Well this will likely take the title of strangest gaming story of the day. A new startup named Alternet Reality has introduced a new type of game that puts players in control of something akin to a reality TV show.
It sounds weird, but stick with me for a moment. Alternet Reality stages each of its “games” using real actors put into seemingly real situations. For the company’s pilot outing, an actor found himself trapped on a boat, unaware of where the boat was or how to be saved. Cameras connected “players” who would interact with the actor through chat rooms to suggest what his next move should be and where to search for clues. Together the actor and players worked to surmise his location.

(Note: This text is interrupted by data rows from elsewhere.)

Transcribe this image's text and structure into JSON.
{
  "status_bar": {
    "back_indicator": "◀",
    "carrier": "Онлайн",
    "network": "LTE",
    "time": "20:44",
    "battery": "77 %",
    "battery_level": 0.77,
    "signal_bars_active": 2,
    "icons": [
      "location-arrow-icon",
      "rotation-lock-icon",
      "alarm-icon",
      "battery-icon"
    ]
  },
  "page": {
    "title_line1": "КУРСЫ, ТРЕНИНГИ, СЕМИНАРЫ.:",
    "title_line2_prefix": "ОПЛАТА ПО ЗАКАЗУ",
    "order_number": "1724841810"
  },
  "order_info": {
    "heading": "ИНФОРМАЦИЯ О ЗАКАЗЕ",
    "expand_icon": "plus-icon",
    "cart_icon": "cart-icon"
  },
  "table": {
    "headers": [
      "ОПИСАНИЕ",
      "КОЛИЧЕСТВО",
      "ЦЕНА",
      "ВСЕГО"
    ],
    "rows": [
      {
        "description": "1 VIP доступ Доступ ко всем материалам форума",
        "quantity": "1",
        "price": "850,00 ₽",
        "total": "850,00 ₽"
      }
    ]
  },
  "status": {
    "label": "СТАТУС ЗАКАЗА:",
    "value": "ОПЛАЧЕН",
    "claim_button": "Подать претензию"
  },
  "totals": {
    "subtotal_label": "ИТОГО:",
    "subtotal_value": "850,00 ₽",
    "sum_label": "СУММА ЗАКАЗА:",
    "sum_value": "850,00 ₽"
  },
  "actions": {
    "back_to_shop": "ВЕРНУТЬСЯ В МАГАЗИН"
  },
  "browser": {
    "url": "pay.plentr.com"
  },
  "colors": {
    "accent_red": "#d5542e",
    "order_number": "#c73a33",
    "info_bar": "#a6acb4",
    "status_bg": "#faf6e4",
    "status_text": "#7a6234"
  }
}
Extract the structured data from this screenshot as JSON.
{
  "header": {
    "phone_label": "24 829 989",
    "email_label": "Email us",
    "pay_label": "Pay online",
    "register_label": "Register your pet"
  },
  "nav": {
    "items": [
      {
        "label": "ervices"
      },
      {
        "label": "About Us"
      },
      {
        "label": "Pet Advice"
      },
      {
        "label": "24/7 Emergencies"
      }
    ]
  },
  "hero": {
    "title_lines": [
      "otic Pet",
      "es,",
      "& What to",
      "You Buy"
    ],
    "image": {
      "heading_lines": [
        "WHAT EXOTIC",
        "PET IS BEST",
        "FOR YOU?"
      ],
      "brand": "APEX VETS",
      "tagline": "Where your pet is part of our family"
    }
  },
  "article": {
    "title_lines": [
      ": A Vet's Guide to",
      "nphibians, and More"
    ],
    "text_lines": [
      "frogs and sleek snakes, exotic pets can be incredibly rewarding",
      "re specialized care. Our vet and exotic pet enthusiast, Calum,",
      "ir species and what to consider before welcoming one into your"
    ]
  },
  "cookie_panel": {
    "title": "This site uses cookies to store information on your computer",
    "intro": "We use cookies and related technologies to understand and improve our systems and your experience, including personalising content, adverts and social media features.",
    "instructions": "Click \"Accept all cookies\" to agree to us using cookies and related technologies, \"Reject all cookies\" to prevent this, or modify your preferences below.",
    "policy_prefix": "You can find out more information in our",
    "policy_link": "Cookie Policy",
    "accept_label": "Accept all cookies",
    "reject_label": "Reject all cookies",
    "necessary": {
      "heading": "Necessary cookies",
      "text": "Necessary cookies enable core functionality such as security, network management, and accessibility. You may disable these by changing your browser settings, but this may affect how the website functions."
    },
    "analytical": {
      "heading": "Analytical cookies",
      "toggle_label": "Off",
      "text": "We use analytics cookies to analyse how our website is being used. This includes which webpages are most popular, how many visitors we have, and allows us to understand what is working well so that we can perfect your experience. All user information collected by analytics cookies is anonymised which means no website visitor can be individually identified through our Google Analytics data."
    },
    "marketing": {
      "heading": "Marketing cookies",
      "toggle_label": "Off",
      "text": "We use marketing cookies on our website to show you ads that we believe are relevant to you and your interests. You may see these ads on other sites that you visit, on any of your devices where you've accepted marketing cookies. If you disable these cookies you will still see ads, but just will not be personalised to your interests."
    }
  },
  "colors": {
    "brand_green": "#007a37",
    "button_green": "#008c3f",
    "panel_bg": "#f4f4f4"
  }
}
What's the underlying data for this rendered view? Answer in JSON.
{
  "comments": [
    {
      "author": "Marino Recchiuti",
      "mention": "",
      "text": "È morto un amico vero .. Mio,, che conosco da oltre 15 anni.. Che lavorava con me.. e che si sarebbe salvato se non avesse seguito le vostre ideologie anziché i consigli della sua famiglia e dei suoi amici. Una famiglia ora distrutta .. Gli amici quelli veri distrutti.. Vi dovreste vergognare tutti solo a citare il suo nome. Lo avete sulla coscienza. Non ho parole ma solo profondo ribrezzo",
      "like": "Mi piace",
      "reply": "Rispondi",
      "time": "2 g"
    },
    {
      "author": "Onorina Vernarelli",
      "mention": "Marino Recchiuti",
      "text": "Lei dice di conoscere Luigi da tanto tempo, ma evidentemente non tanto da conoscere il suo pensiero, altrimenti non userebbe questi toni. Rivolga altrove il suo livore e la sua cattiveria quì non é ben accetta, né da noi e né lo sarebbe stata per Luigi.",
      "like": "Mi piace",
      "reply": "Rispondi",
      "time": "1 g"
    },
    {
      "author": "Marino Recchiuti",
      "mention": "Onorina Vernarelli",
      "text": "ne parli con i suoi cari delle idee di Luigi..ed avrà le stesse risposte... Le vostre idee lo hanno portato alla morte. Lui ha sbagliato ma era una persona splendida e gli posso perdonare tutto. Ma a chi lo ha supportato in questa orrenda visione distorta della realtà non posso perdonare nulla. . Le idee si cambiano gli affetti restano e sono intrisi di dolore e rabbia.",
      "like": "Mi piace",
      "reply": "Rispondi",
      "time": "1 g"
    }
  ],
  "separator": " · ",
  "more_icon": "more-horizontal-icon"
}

After six hours and a maximum of 1,200 players, a number of puzzles were solved and the game was completed, the actor saved from his confinement.
Alternet Reality plans to introduce more scenarios like this one, in which actors will be placed in a situation that online players will work with them to solve riddles and puzzles to help them escape or survive their plight.
The game derived from the production of an independent film according to one of the game’s seven founders, Anthony Purzycki. He also believes the appeal comes from “the idea that you’re really saving someone. You fall into that mind frame that this is real.”
It is certainly a way to change the alternate reality genre by involving real actors in stressful situations as opposed to players simply collaborating to collect data or find locations. It is certainly an ambitious project, with eight more games planned for October, but I’m wary of what this could entail. In the boat scenario, players suggested the actor cut himself to use blood in conjunction with a black light to find a clue.
Thankfully the actor declined, but what’s to stop more frightful participants from actually injuring themselves physically or emotionally. Sure, an actor wasn’t truly buried alive in the most recent game, but with the stress of an audience and an enclosed place, an actor could easily slip into some dark places. It feels unfair to traumatize someone like that for the pure enjoyment of an audience simply to give them more of an immediacy to their ARG.
Done sparingly and in the right situations, it could be an interesting experiment, but I don’t see the enjoyment in watching a real person suffer in these types of situations. Of course, the 1,200 players of the boat scenario proved there is an audience for such a spectacle, and perhaps this is just the genre stretching its limits to see what is possible.